FREEDOM AND SAFETY
Economic freedom and resulting competitive markets empower women in at least two interrelated ways.
First, market-led innovation has improved the lives of women even more so than for men. For example, women have reaped greater benefits from health advances financed by the prosperity created by free enterprise: female life expectancy has risen faster than men's and today women outlive men almost everywhere. Women are also less likely to die in childbirth.
Labor-saving household devices have also freed women from the burden of housework. Thanks to time-saving kitchen appliances, in the United States cooking has gone from consuming the same hours as a full-time job, to taking up only around an hour a day. And thanks to laundry machines, in rich countries washing has gone from taking up a full day each week to less than two hours a week on average. This freeing of women's time is ongoing as appliances spread throughout the world. Market competition and the profit motive incentivized the invention of labor-saving household devices and continue to motivate their ongoing marketing to new customers in developing countries. Countries that liberalize their economies often see rapid economic progress, including more households able to afford modern conveniences. China’s economy has grown dramatically since it adopted policies of greater economic freedom in 1978. In 1981, less than 10 percent of urban Chinese households had a washing machine. By 2011, over 97 percent did. As women spend less time on household chores, more choose to engage in paid labor.
Second, labor market participation offers women economic independence and heightened societal bargaining power. Factory work, despite its poor reputation, empowered women in the 19th century United States by helping them achieve economic independence and social change. It also softened attitudes about women engaging in paid labor. Today, the same process is repeating in the developing countries.
Consider China and Bangladesh. In China, factory work gave rural women a chance to escape the dire poverty and restrictive gender roles of their home villages and has dramatically slashed the suicide rate among young rural-born Chinese women, once among the highest in the world. Social mobility is high and most economic migrants never return permanently to the countryside: they settle in their adopted cities or eventually move to towns near their home villages and set up stores, restaurants or small businesses like hairdressing salons or tailoring shops. Many become white-collar workers. Very few go back to farming. Similarly, in Bangladesh factory work let women renegotiate restrictive cultural norms. The country’s women-dominated garment industry transformed the norm of purdah, or seclusion, that traditionally prevented women from working beyond the home, walking outside unaccompanied by a male guardian, or even speaking in the presence of unrelated men. Today, in Dhaka and other industrial cities, women walk outside and interact with unrelated men. Research by social economist Naila Kabeer of the London School of Economics found that “the decision to take up factory work was largely initiated by the women themselves, often in the face of considerable resistance from other family members.” Tragedies like the Rana Plaza building collapse garner a lot of press, but the garment industry’s wider-reaching effects on the material wellbeing and social equality of women in Bangladesh receive less attention. The same applies to other industrializing countries.

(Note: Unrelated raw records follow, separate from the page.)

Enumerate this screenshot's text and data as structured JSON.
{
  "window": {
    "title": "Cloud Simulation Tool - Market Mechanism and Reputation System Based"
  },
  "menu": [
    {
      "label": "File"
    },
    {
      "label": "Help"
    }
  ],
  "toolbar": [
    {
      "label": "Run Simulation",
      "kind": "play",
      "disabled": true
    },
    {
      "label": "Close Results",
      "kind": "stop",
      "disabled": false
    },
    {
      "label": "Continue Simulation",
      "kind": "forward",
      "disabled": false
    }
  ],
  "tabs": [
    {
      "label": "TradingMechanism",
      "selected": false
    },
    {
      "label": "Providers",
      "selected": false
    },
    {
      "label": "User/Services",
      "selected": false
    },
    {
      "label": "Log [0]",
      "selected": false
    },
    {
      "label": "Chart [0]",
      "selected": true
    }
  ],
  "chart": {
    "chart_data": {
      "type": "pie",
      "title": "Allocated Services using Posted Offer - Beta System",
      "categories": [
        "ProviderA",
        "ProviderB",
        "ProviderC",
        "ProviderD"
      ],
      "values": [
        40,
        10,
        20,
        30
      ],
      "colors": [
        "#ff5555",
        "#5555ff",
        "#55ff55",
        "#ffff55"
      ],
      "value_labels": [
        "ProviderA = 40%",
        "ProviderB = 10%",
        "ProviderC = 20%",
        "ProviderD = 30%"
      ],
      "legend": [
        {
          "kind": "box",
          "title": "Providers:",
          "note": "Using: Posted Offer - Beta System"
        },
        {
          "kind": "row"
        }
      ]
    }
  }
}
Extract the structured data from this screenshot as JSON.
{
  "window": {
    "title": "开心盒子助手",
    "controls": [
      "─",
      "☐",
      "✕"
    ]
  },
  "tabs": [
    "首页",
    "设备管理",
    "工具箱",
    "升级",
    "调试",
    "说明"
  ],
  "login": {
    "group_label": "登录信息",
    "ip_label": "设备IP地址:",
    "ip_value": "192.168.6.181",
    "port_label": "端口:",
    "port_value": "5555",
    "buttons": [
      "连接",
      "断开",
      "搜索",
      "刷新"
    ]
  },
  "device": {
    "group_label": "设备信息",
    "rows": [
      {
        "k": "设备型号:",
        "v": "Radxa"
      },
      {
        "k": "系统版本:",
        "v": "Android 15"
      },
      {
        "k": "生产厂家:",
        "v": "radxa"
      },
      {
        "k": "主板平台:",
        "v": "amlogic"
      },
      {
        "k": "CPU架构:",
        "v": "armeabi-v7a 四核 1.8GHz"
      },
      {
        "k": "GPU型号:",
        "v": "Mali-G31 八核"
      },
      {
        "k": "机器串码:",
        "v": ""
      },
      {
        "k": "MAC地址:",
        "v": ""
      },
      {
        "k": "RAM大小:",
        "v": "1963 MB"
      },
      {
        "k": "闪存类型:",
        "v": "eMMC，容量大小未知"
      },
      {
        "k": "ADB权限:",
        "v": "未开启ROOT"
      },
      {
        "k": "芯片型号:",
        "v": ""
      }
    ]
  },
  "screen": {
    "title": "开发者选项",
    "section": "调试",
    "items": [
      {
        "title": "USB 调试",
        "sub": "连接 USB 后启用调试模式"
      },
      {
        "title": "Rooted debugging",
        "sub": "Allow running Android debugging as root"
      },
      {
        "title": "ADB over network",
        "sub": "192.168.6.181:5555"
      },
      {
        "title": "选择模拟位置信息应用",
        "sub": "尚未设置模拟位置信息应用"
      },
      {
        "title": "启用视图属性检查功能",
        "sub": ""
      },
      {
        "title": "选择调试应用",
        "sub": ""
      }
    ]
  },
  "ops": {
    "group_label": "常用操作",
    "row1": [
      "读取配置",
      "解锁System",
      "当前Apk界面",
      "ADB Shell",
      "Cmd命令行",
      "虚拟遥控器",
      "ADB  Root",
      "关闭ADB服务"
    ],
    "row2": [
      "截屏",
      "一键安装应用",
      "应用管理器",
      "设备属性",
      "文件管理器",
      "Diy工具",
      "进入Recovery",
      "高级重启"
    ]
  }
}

By freeing women's time from household drudgery and offering women the economic bargaining power that comes with new employment opportunities, markets heighten women's material standard of living and foster cultural change. Women's empowerment in many developing countries is in its early phases, but the right policies can set women everywhere on a path toward the same prosperity and freedom enjoyed by women in today's wealthy countries.